Work Programme Statistics - September 2016

Summary

DWP has published statistics from the beginning of the Work Programme in June 2011 to the end of June 2016. In this data release, we report on the two-year job outcome performance i.e. whether or not an individual has secured a job outcome during the entire length of time on the programme.

The headline results are:

  • The two-year Job Outcome performance is 26.7%, 1.9 percentage points above DWP's expectations. This figure is for the whole Work Programme from June 2011 to June 2016.
  • Two-year performance over the whole programme has increased slightly, from 26.3% in the June release to 26.7% now.
  • For those completing the programme in the latest two months, two-year performance has risen from around 34% in the June report to around 35%.
  • 1.87 million people have been referred to the Work programme since June 2011, equivalent to more than 50% of all benefit claimants.
  • 537,800 people have had a 'sustained' job outcome through the Work Programme.
  • ERSA - the Providers Trade Association, report that over 801,000 participants have started work - and may eventually get a 'Job Outcome'.
  • 13.8% of ESA new claimants (who are expected to be fit for work in less than a year) get a job outcome within two years, above DWP's expectation of 12.7%.
  • 10.7% of ESA new claimants who are expected to be fit for work in 12-18 months get a sustained job outcome, substantially above DWP’s expectation of 6.4%. The equivalent figure for ex-IB ESA participants is 5.0%.
  • People with a disability and those aged 50 and over are the least successful in getting a job through the Work Programme.

Learning and Work Comment

Duncan Melville, Learning and Work Chief Economist said:

“Around one quarter of Work Programme participants (26.7%) have on these latest figures secured a sustained job outcome. Evaluation evidence indicates that the Work Programme has performed at a similar level compared to the previous employment programmes it replaced but at a lower cost.

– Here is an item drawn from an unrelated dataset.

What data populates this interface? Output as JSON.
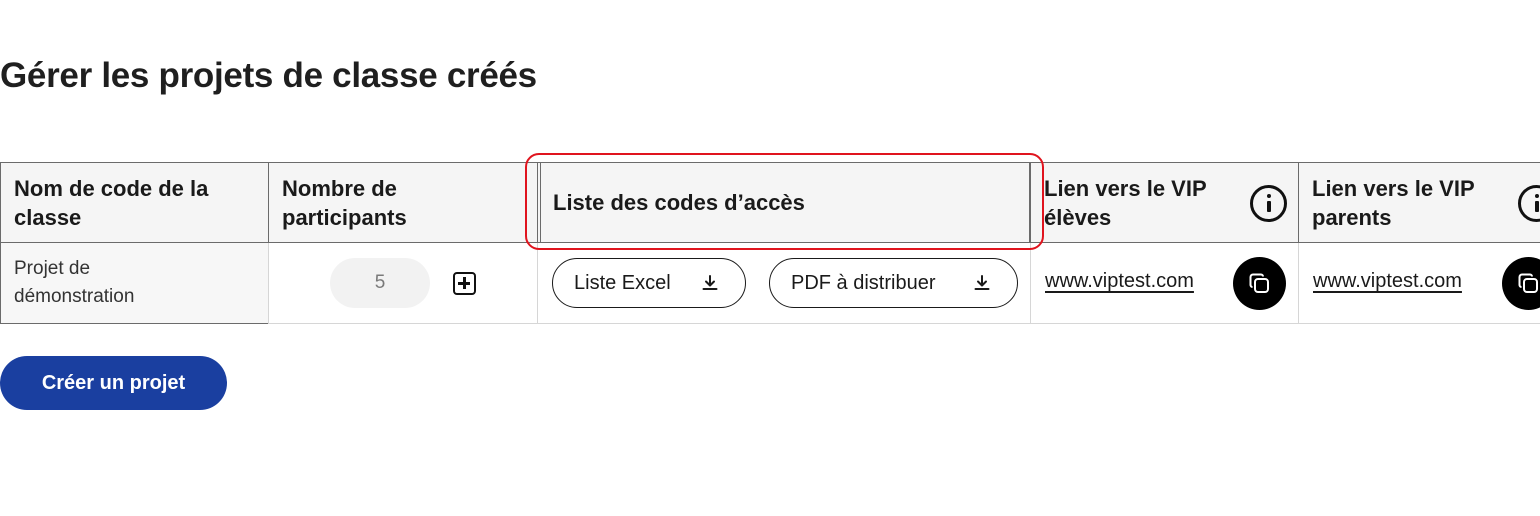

Funding for the new Work and Health programme will on current government plans be just one fifth of the level of funding provided for the Work Programme and Work Choice that it replaces.  There are currently two and a quarter million individuals who have been in receipt of out of work benefits for two years or more and over one and a half million who have been receiving these benefits for five years or more. In addition, the referendum decision to exit the EU is expected to weaken economic growth and create tougher labour market conditions for those wanting work. This position requires, if anything, more resources for welfare to work programmes to assist those in long term worklessness not cuts, and the Autumn Statement needs to address this.”

 

Read the full report here.